-- PROBLEM DETAILS --
Copy all lines containing the string "name" from the records below.

Excerpts from an interface dataset
=-=-=
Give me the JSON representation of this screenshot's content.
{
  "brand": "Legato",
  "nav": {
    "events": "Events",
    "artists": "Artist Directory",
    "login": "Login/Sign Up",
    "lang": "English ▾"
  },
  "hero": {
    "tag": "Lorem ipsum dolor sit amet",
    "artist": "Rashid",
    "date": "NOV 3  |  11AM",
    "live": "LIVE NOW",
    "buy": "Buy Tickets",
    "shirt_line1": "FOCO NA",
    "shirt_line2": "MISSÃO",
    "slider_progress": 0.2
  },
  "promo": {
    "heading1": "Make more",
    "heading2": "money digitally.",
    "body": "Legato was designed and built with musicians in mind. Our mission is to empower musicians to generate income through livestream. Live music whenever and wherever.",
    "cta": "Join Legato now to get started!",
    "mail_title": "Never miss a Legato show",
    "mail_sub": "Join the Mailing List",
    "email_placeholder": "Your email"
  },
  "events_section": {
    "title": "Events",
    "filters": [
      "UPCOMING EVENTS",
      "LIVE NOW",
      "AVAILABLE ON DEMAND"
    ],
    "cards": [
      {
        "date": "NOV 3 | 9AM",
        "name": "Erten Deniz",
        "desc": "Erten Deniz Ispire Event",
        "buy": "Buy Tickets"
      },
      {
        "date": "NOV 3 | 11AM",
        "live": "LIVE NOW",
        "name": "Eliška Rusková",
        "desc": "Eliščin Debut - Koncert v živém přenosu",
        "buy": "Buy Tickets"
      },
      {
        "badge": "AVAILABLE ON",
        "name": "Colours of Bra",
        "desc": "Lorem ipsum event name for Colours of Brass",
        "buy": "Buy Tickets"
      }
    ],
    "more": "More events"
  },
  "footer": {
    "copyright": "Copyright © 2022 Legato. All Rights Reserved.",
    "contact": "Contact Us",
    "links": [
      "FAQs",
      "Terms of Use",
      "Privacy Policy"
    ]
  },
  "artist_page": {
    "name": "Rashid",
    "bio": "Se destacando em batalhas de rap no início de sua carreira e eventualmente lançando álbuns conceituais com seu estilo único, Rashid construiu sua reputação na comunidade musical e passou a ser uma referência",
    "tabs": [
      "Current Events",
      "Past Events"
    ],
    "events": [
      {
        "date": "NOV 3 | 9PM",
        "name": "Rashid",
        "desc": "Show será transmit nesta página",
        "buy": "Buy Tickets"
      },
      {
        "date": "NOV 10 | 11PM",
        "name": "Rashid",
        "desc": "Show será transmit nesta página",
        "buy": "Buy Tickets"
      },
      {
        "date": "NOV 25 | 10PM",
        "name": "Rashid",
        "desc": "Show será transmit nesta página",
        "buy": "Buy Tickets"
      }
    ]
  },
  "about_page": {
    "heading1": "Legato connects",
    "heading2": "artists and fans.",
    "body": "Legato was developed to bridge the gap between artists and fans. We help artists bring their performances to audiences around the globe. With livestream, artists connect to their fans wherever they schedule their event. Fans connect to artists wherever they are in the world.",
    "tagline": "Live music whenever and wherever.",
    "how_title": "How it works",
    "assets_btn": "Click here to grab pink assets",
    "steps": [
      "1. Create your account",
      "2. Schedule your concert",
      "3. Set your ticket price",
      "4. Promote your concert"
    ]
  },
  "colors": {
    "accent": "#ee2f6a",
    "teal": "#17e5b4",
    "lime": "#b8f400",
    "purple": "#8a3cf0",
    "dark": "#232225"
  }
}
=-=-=
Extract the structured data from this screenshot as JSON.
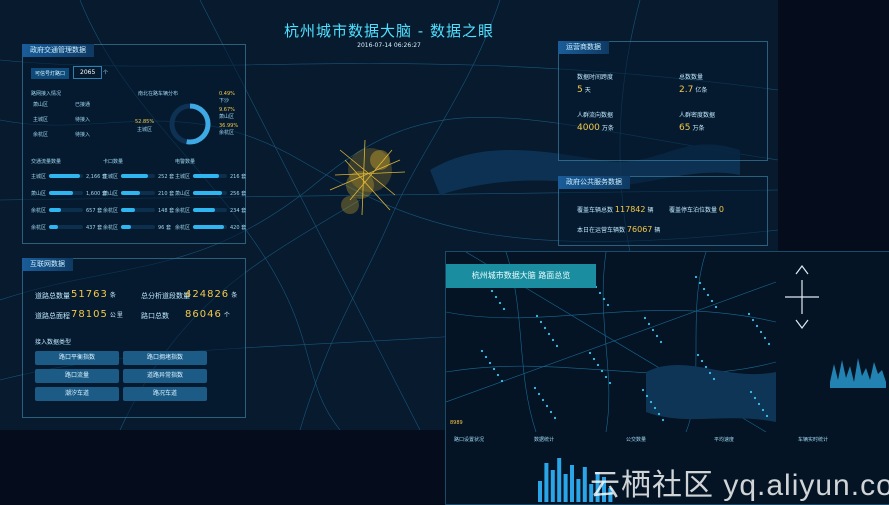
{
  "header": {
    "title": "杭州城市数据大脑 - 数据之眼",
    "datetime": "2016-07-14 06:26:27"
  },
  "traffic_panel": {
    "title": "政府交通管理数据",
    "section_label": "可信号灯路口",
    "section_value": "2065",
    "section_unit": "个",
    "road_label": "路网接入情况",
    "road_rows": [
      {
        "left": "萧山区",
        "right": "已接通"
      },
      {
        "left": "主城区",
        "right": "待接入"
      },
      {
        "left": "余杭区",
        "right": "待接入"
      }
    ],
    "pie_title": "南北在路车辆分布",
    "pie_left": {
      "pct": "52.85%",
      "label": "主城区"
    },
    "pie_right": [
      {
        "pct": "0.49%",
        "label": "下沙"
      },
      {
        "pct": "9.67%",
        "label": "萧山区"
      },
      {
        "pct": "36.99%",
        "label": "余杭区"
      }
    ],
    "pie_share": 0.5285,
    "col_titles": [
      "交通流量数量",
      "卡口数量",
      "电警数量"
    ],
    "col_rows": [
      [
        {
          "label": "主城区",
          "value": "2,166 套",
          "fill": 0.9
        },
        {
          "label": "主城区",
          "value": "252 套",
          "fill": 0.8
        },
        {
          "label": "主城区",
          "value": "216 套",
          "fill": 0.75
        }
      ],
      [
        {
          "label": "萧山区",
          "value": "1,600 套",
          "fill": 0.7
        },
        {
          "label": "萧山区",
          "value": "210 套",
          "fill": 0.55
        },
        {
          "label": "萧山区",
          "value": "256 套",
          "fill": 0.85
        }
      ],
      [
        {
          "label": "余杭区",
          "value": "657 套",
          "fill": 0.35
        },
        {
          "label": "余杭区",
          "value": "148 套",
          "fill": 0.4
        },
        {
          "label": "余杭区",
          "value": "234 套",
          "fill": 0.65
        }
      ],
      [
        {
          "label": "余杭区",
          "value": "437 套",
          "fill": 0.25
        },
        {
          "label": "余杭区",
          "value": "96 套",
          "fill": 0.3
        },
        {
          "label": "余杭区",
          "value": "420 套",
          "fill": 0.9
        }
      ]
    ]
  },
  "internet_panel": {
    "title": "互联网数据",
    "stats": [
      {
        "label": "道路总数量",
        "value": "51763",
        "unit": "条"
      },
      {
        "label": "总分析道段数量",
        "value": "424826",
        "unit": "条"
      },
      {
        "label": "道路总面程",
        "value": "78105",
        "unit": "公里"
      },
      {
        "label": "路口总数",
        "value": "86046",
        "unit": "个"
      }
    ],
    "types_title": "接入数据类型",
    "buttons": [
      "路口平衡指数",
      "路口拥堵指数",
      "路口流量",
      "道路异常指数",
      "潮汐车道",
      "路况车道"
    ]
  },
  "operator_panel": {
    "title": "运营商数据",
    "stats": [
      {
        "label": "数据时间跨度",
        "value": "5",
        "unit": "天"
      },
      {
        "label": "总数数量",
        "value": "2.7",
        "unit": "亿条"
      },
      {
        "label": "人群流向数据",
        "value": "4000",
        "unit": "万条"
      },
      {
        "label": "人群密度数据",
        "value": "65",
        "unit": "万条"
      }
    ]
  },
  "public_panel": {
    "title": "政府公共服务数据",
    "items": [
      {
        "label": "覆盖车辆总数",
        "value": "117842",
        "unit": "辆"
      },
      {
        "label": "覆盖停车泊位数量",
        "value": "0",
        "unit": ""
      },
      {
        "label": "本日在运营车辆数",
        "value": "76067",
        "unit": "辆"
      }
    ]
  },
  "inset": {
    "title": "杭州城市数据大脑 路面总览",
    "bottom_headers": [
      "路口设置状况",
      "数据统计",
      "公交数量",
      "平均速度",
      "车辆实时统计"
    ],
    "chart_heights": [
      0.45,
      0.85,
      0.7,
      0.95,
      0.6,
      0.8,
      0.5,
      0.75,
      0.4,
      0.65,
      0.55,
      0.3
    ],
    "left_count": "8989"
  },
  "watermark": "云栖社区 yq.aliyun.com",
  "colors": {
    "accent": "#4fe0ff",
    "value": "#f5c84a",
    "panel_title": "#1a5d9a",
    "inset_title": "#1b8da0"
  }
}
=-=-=
-- WRITTEN ANSWER --
        "name": "Erten Deniz",
        "name": "Eliška Rusková",
        "name": "Colours of Bra",
        "desc": "Lorem ipsum event name for Colours of Brass",
    "name": "Rashid",
        "name": "Rashid",
        "name": "Rashid",
        "name": "Rashid",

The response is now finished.